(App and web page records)
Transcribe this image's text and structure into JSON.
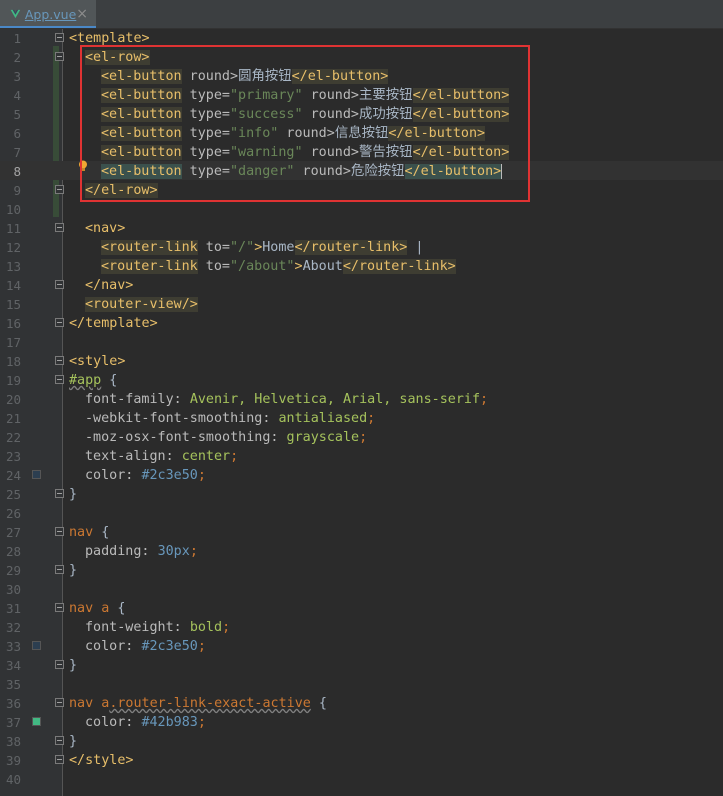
{
  "tab": {
    "label": "App.vue",
    "close": "×"
  },
  "line_numbers": [
    "1",
    "2",
    "3",
    "4",
    "5",
    "6",
    "7",
    "8",
    "9",
    "10",
    "11",
    "12",
    "13",
    "14",
    "15",
    "16",
    "17",
    "18",
    "19",
    "20",
    "21",
    "22",
    "23",
    "24",
    "25",
    "26",
    "27",
    "28",
    "29",
    "30",
    "31",
    "32",
    "33",
    "34",
    "35",
    "36",
    "37",
    "38",
    "39",
    "40"
  ],
  "code": {
    "l1": "<template>",
    "l2": "<el-row>",
    "btn_open": "<el-button",
    "btn_close": "</el-button>",
    "l3_attr": " round>",
    "l3_text": "圆角按钮",
    "type_attr": " type=",
    "round_attr": " round>",
    "l4_val": "\"primary\"",
    "l4_text": "主要按钮",
    "l5_val": "\"success\"",
    "l5_text": "成功按钮",
    "l6_val": "\"info\"",
    "l6_text": "信息按钮",
    "l7_val": "\"warning\"",
    "l7_text": "警告按钮",
    "l8_val": "\"danger\"",
    "l8_text": "危险按钮",
    "l9": "</el-row>",
    "l11": "<nav>",
    "rl_open": "<router-link",
    "rl_close": "</router-link>",
    "to_attr": " to=",
    "l12_val": "\"/\"",
    "l12_text": "Home",
    "l12_pipe": " |",
    "l13_val": "\"/about\"",
    "l13_text": "About",
    "l14": "</nav>",
    "l15": "<router-view/>",
    "l16": "</template>",
    "l18": "<style>",
    "l19_sel": "#app",
    "brace_open": " {",
    "brace_close": "}",
    "l20_prop": "font-family: ",
    "l20_val": "Avenir, Helvetica, Arial, sans-serif",
    "l21_prop": "-webkit-font-smoothing: ",
    "l21_val": "antialiased",
    "l22_prop": "-moz-osx-font-smoothing: ",
    "l22_val": "grayscale",
    "l23_prop": "text-align: ",
    "l23_val": "center",
    "l24_prop": "color: ",
    "l24_val": "#2c3e50",
    "l27_sel": "nav",
    "l28_prop": "padding: ",
    "l28_val": "30px",
    "l31_sel": "nav a",
    "l32_prop": "font-weight: ",
    "l32_val": "bold",
    "l33_prop": "color: ",
    "l33_val": "#2c3e50",
    "l36_sel1": "nav a",
    "l36_sel2": ".router-link-exact-active",
    "l37_prop": "color: ",
    "l37_val": "#42b983",
    "l39": "</style>",
    "semi": ";"
  },
  "swatches": {
    "l24": "#2c3e50",
    "l33": "#2c3e50",
    "l37": "#42b983"
  }
}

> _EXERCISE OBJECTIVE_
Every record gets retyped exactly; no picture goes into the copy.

> _WRITTEN REPLY_
Transcribe this image's text and structure into JSON.
{
  "tab": {
    "label": "App.vue",
    "close": "×"
  },
  "line_numbers": [
    "1",
    "2",
    "3",
    "4",
    "5",
    "6",
    "7",
    "8",
    "9",
    "10",
    "11",
    "12",
    "13",
    "14",
    "15",
    "16",
    "17",
    "18",
    "19",
    "20",
    "21",
    "22",
    "23",
    "24",
    "25",
    "26",
    "27",
    "28",
    "29",
    "30",
    "31",
    "32",
    "33",
    "34",
    "35",
    "36",
    "37",
    "38",
    "39",
    "40"
  ],
  "code": {
    "l1": "<template>",
    "l2": "<el-row>",
    "btn_open": "<el-button",
    "btn_close": "</el-button>",
    "l3_attr": " round>",
    "l3_text": "圆角按钮",
    "type_attr": " type=",
    "round_attr": " round>",
    "l4_val": "\"primary\"",
    "l4_text": "主要按钮",
    "l5_val": "\"success\"",
    "l5_text": "成功按钮",
    "l6_val": "\"info\"",
    "l6_text": "信息按钮",
    "l7_val": "\"warning\"",
    "l7_text": "警告按钮",
    "l8_val": "\"danger\"",
    "l8_text": "危险按钮",
    "l9": "</el-row>",
    "l11": "<nav>",
    "rl_open": "<router-link",
    "rl_close": "</router-link>",
    "to_attr": " to=",
    "l12_val": "\"/\"",
    "l12_text": "Home",
    "l12_pipe": " |",
    "l13_val": "\"/about\"",
    "l13_text": "About",
    "l14": "</nav>",
    "l15": "<router-view/>",
    "l16": "</template>",
    "l18": "<style>",
    "l19_sel": "#app",
    "brace_open": " {",
    "brace_close": "}",
    "l20_prop": "font-family: ",
    "l20_val": "Avenir, Helvetica, Arial, sans-serif",
    "l21_prop": "-webkit-font-smoothing: ",
    "l21_val": "antialiased",
    "l22_prop": "-moz-osx-font-smoothing: ",
    "l22_val": "grayscale",
    "l23_prop": "text-align: ",
    "l23_val": "center",
    "l24_prop": "color: ",
    "l24_val": "#2c3e50",
    "l27_sel": "nav",
    "l28_prop": "padding: ",
    "l28_val": "30px",
    "l31_sel": "nav a",
    "l32_prop": "font-weight: ",
    "l32_val": "bold",
    "l33_prop": "color: ",
    "l33_val": "#2c3e50",
    "l36_sel1": "nav a",
    "l36_sel2": ".router-link-exact-active",
    "l37_prop": "color: ",
    "l37_val": "#42b983",
    "l39": "</style>",
    "semi": ";"
  },
  "swatches": {
    "l24": "#2c3e50",
    "l33": "#2c3e50",
    "l37": "#42b983"
  }
}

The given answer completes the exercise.